CHAMPAIGN — The Champaign school board voted 6-0 Monday to go ahead with several improvements, many of which will be paid for with money from a working-cash bond issue.
The board approved a $9.6 million contract with Control Technology Solutions of St. Louis to install new geothermal systems and windows at Franklin and Jefferson middle schools and new lights at those schools, as well as at Edison Middle School and Central High School.
Board member Kristine Chalifoux was absent.
Those improvements will be made using about $9 million from working-cash bonds.
In the contract, the school board also approved new window air-conditioners for Edison Middle School, but those will be paid for with money from the school facilities sales tax. That project will cost about $597,000.
CTS' Mark Graves told the school board it has also been awarded a $90,000 grant from the Illinois Clean Energy Foundation for the geothermal system at Jefferson, and hopes to be awarded the same amount from that organization for the geothermal system at Franklin Middle School.
The school district has also been awarded $200,000 more in grant money from the Illinois Clean Energy Foundation and the Illinois Department of Commerce and Economic Opportunity for other improvements to be made under the contract, Graves said.
Board member Jamar Brown asked what will happen with budgeted money left over because of the grants, and Logas said it will be used to pay for other school improvements.

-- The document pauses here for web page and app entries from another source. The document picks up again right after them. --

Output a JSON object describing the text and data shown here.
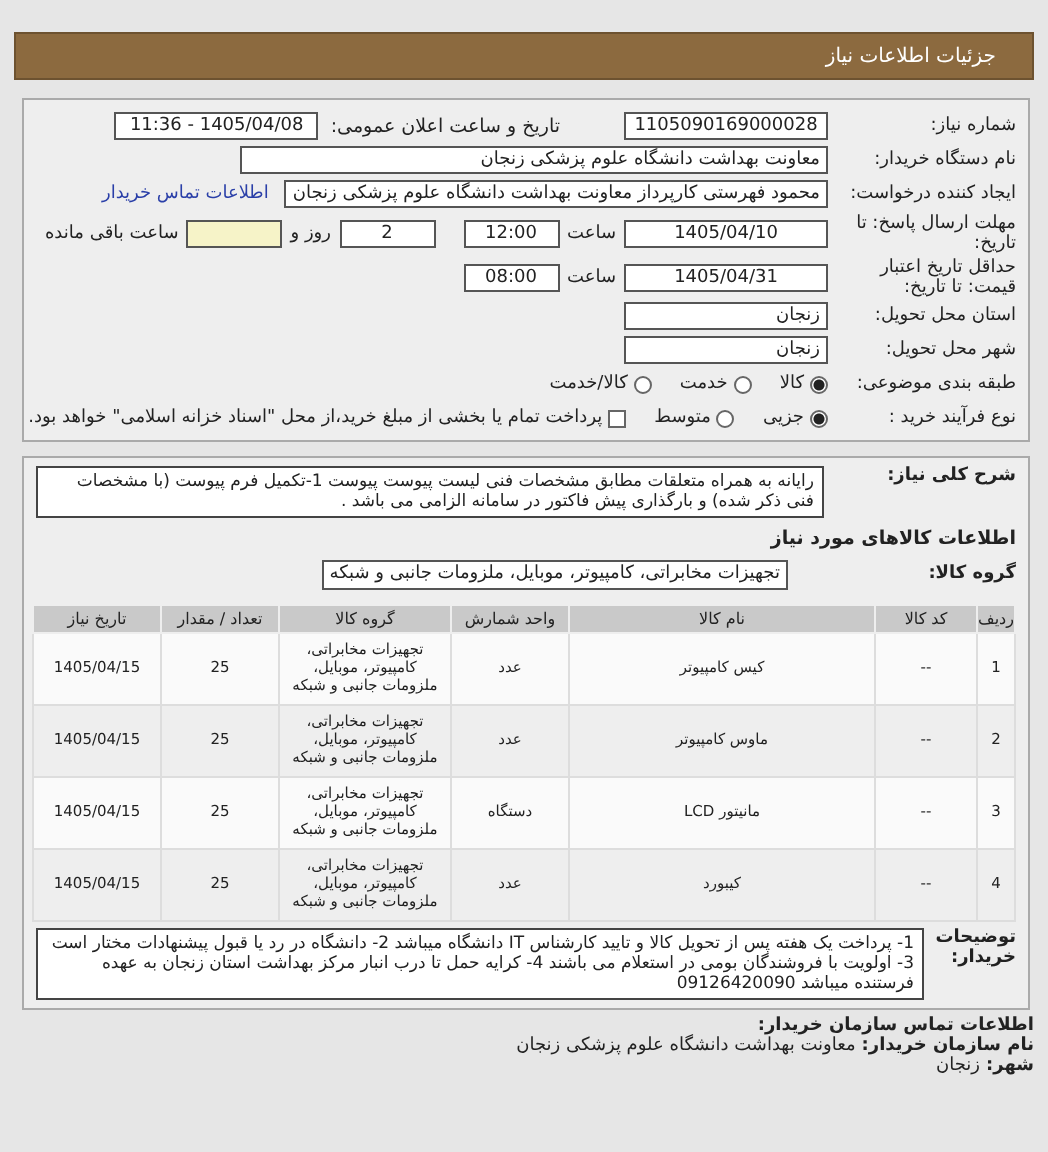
{
  "header": {
    "title": "جزئیات اطلاعات نیاز"
  },
  "need_number": {
    "label": "شماره نیاز:",
    "value": "1105090169000028"
  },
  "announce": {
    "label": "تاریخ و ساعت اعلان عمومی:",
    "value": "1405/04/08 - 11:36"
  },
  "buyer_org": {
    "label": "نام دستگاه خریدار:",
    "value": "معاونت بهداشت دانشگاه علوم پزشکی زنجان"
  },
  "requester": {
    "label": "ایجاد کننده درخواست:",
    "value": "محمود فهرستی کارپرداز معاونت بهداشت دانشگاه علوم پزشکی زنجان",
    "link": "اطلاعات تماس خریدار"
  },
  "deadline": {
    "label": "مهلت ارسال پاسخ: تا تاریخ:",
    "date": "1405/04/10",
    "time_label": "ساعت",
    "time": "12:00",
    "days": "2",
    "days_label": "روز و",
    "hours_label": "ساعت باقی مانده"
  },
  "validity": {
    "label": "حداقل تاریخ اعتبار قیمت: تا تاریخ:",
    "date": "1405/04/31",
    "time_label": "ساعت",
    "time": "08:00"
  },
  "province": {
    "label": "استان محل تحویل:",
    "value": "زنجان"
  },
  "city": {
    "label": "شهر محل تحویل:",
    "value": "زنجان"
  },
  "category": {
    "label": "طبقه بندی موضوعی:",
    "options": [
      {
        "label": "کالا",
        "selected": true
      },
      {
        "label": "خدمت",
        "selected": false
      },
      {
        "label": "کالا/خدمت",
        "selected": false
      }
    ]
  },
  "process": {
    "label": "نوع فرآیند خرید :",
    "options": [
      {
        "label": "جزیی",
        "selected": true
      },
      {
        "label": "متوسط",
        "selected": false
      }
    ],
    "treasury": {
      "label": "پرداخت تمام یا بخشی از مبلغ خرید،از محل \"اسناد خزانه اسلامی\" خواهد بود.",
      "checked": false
    }
  },
  "description": {
    "label": "شرح کلی نیاز:",
    "text": "رایانه به همراه متعلقات مطابق مشخصات فنی لیست پیوست پیوست 1-تکمیل فرم پیوست (با مشخصات فنی ذکر شده) و بارگذاری پیش فاکتور در سامانه الزامی می باشد ."
  },
  "goods_title": "اطلاعات کالاهای مورد نیاز",
  "goods_group": {
    "label": "گروه کالا:",
    "value": "تجهیزات مخابراتی، کامپیوتر، موبایل، ملزومات جانبی و شبکه"
  },
  "table": {
    "columns": [
      "ردیف",
      "کد کالا",
      "نام کالا",
      "واحد شمارش",
      "گروه کالا",
      "تعداد / مقدار",
      "تاریخ نیاز"
    ],
    "rows": [
      [
        "1",
        "--",
        "کیس کامپیوتر",
        "عدد",
        "تجهیزات مخابراتی، کامپیوتر، موبایل، ملزومات جانبی و شبکه",
        "25",
        "1405/04/15"
      ],
      [
        "2",
        "--",
        "ماوس کامپیوتر",
        "عدد",
        "تجهیزات مخابراتی، کامپیوتر، موبایل، ملزومات جانبی و شبکه",
        "25",
        "1405/04/15"
      ],
      [
        "3",
        "--",
        "مانیتور LCD",
        "دستگاه",
        "تجهیزات مخابراتی، کامپیوتر، موبایل، ملزومات جانبی و شبکه",
        "25",
        "1405/04/15"
      ],
      [
        "4",
        "--",
        "کیبورد",
        "عدد",
        "تجهیزات مخابراتی، کامپیوتر، موبایل، ملزومات جانبی و شبکه",
        "25",
        "1405/04/15"
      ]
    ]
  },
  "buyer_notes": {
    "label": "توضیحات خریدار:",
    "text": "1- پرداخت یک هفته پس از تحویل کالا و تایید کارشناس IT دانشگاه میباشد 2- دانشگاه در رد یا قبول پیشنهادات مختار است 3- اولویت با فروشندگان بومی در استعلام می باشند 4- کرایه حمل تا درب انبار مرکز بهداشت استان زنجان به عهده فرستنده میباشد 09126420090"
  },
  "contact": {
    "title": "اطلاعات تماس سازمان خریدار:",
    "fields": [
      {
        "label": "نام سازمان خریدار:",
        "value": "معاونت بهداشت دانشگاه علوم پزشکی زنجان"
      },
      {
        "label": "شهر:",
        "value": "زنجان"
      }
    ]
  }
}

Logas said CTS hopes to finish this summer Jefferson's geothermal system and new windows, air conditioning at Edison and possibly lights at Jefferson, Franklin, Edison and Central, although Graves said CTS may end up recommending Central's lights be completed next summer. Wells at Franklin will be dug this fall, and the system finished and windows installed next summer.
CTS has agreed to pay for any overtime required to finish the project this summer, so that cost is not passed on to the school district, Logas said.
CTS is also guaranteeing that the digging of the wells will cost about $900,000, and if it comes in at less than that, the savings will go to the school district. If it comes in at more than that price, CTS will pay the difference, Logas said.
The school board voted in February to issue up to $14.5 million in working-cash bonds; still on its list of improvements are wireless technology in all buildings and a new transportation facility.
If the school board issues the full $14.5 million in bonds, it would raise property taxes by about $25 each year for the owner of a $150,000 home.
The bond issue has been controversial; more than 2,300 community members signed petitions in March, asking the school board to put it on the November ballot.
But many school board members have said that while issuing the bonds is a difficult decision, they believe the improvements are best for the school district's children and need to be completed as soon as possible.